Non-conformity at the beginning of the 19th century was beginning to be well established. By 1813 “Protestant Dissenters” called “Independents” (later to be called Congregationalists) worshipped at Queen Street Chapel in Wolverhampton; certain members of the congregation were Wombourne residents. These included Mr and Mrs Stephens, who lived in a cottage on High Street in front of our Church. This meant long journeys on foot or by pony and trap so they decided to hold a meeting in their own home. Friends joined them and other homes too were used for their meetings. Preachers frequently came from Queen Street Chapel to lead their meetings.
A retired exciseman named Thomas Brain joined their group and he and others in the group arranged with a Mr Hill, who ran a boys day school, to hire the barn there for worship on Sundays. It accommodated about 140. This school was located at the bottom of Gravel Hill opposite Common Road and is still there today, now a dwelling place. Sadly the school eventually closed and the group took the building over on lease for 21 years. It was plastered, a ceiling put in and a pulpit and forms installed and the group used it for their services and to run a Sunday School. Mr Samuel Cartwright ran this and there were over 100 children in attendance.
In 1849 property belonging to Mr Clark of Wolverhampton was offered for sale. One of the lots was in Mill Lane and the members purchased it as it was suitable for building a chapel. Mr Cartwright, a longstanding member of the group consulted with Reverend Watson Smith, the minister of the Parent Church at Queen Street, Wolverhampton, to gain his approval in buying the land and building a Church. A meeting was called and Mr George Bidlake, a young architect who was just entering into practice offered to prepare the plans at no charge. The offer was gratefully accepted and the building of the Church was completed in 1851.
In this year, Wombourne was described by William White as a large village, “occupied chiefly by nailers, who work for the neighbouring manufacturers”. (History, Gazetteer and Directory of Staffordshire, Sheffield, 1851). Nail-making remained important into the 20th century. As White implies, it was mainly the preserve of outworkers who operated small-scale machinery in, or attached to, their own homes, fetching iron sheet or rod from the foundries and returning the finished product.
As late as 1889 it was reported to the House of Commons that there used to be “a thousand nail shops in Wombourne, a village near Wolverhampton, and there is not one left there now.”

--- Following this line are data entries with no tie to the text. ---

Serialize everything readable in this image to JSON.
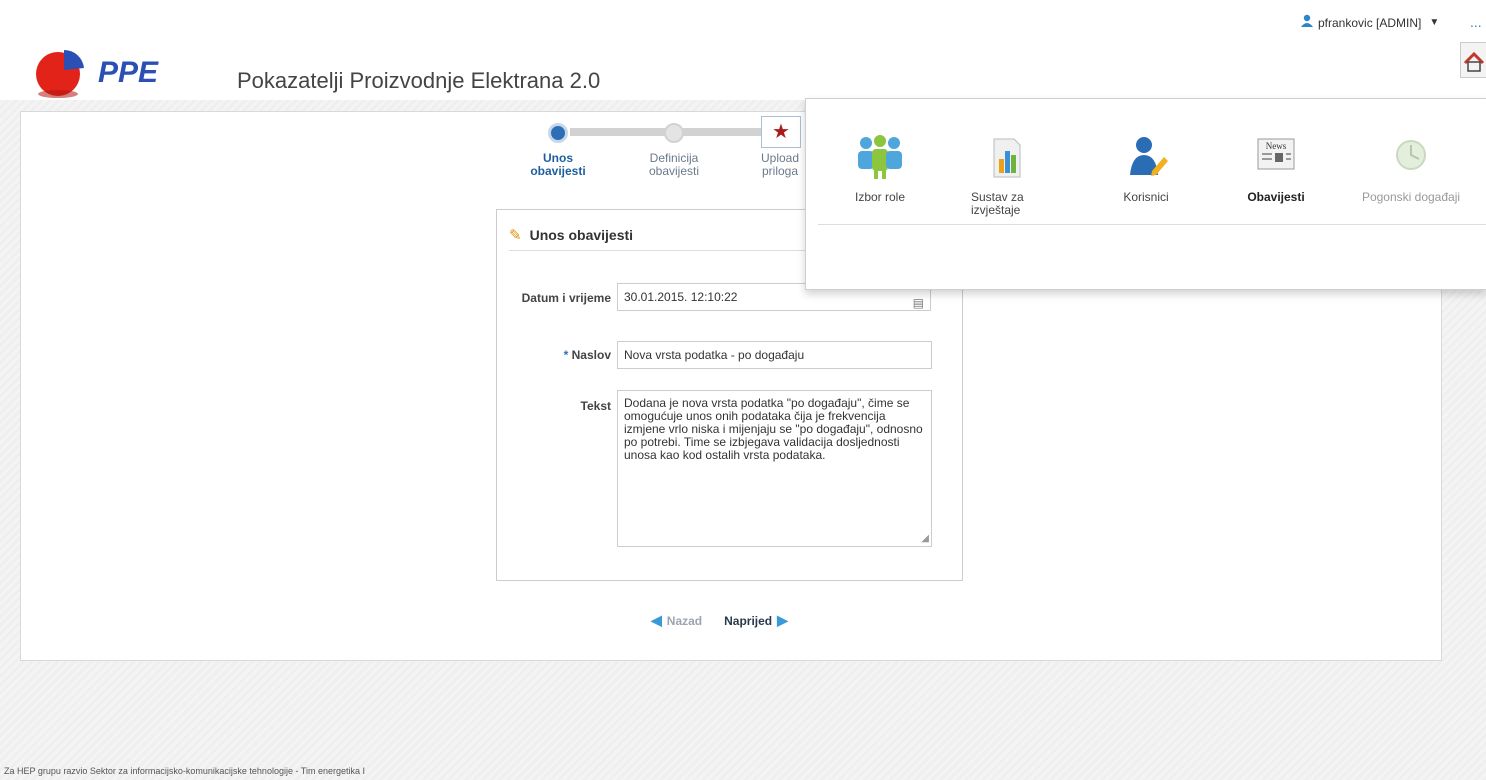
{
  "header": {
    "app_title": "Pokazatelji Proizvodnje Elektrana 2.0",
    "logo_text": "PPE",
    "user_label": "pfrankovic [ADMIN]",
    "more_dots": "..."
  },
  "wizard": {
    "steps": [
      {
        "label_line1": "Unos",
        "label_line2": "obavijesti",
        "state": "active"
      },
      {
        "label_line1": "Definicija",
        "label_line2": "obavijesti",
        "state": "inactive"
      },
      {
        "label_line1": "Upload",
        "label_line2": "priloga",
        "state": "inactive"
      }
    ]
  },
  "form": {
    "title": "Unos obavijesti",
    "datum_label": "Datum i vrijeme",
    "datum_value": "30.01.2015. 12:10:22",
    "naslov_required": "*",
    "naslov_label": "Naslov",
    "naslov_value": "Nova vrsta podatka - po događaju",
    "tekst_label": "Tekst",
    "tekst_value": "Dodana je nova vrsta podatka \"po događaju\", čime se omogućuje unos onih podataka čija je frekvencija izmjene vrlo niska i mijenjaju se \"po događaju\", odnosno po potrebi. Time se izbjegava validacija dosljednosti unosa kao kod ostalih vrsta podataka."
  },
  "nav": {
    "back_label": "Nazad",
    "next_label": "Naprijed"
  },
  "app_menu": {
    "items": [
      {
        "label": "Izbor role",
        "icon": "users-group-icon",
        "state": "normal"
      },
      {
        "label": "Sustav za izvještaje",
        "icon": "report-chart-icon",
        "state": "normal"
      },
      {
        "label": "Korisnici",
        "icon": "user-edit-icon",
        "state": "normal"
      },
      {
        "label": "Obavijesti",
        "icon": "news-icon",
        "state": "current"
      },
      {
        "label": "Pogonski događaji",
        "icon": "clock-event-icon",
        "state": "disabled"
      }
    ]
  },
  "colors": {
    "accent_blue": "#2c6fb7",
    "star_red": "#a81c1c",
    "arrow_blue": "#3b9ad6"
  },
  "footer": {
    "text": "Za HEP grupu razvio Sektor za informacijsko-komunikacijske tehnologije - Tim energetika I"
  }
}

The new Church opened for worship on May 6 1851. There are plaques in the Church to commemorate the founder and several Superintendents as follows:
Mr Samuel Cartwright – Founder who died in 1856
Mr Thomas Stephens (1856 – 1869)
Mr Henry Thomas (1910 – 1934)
To be continued…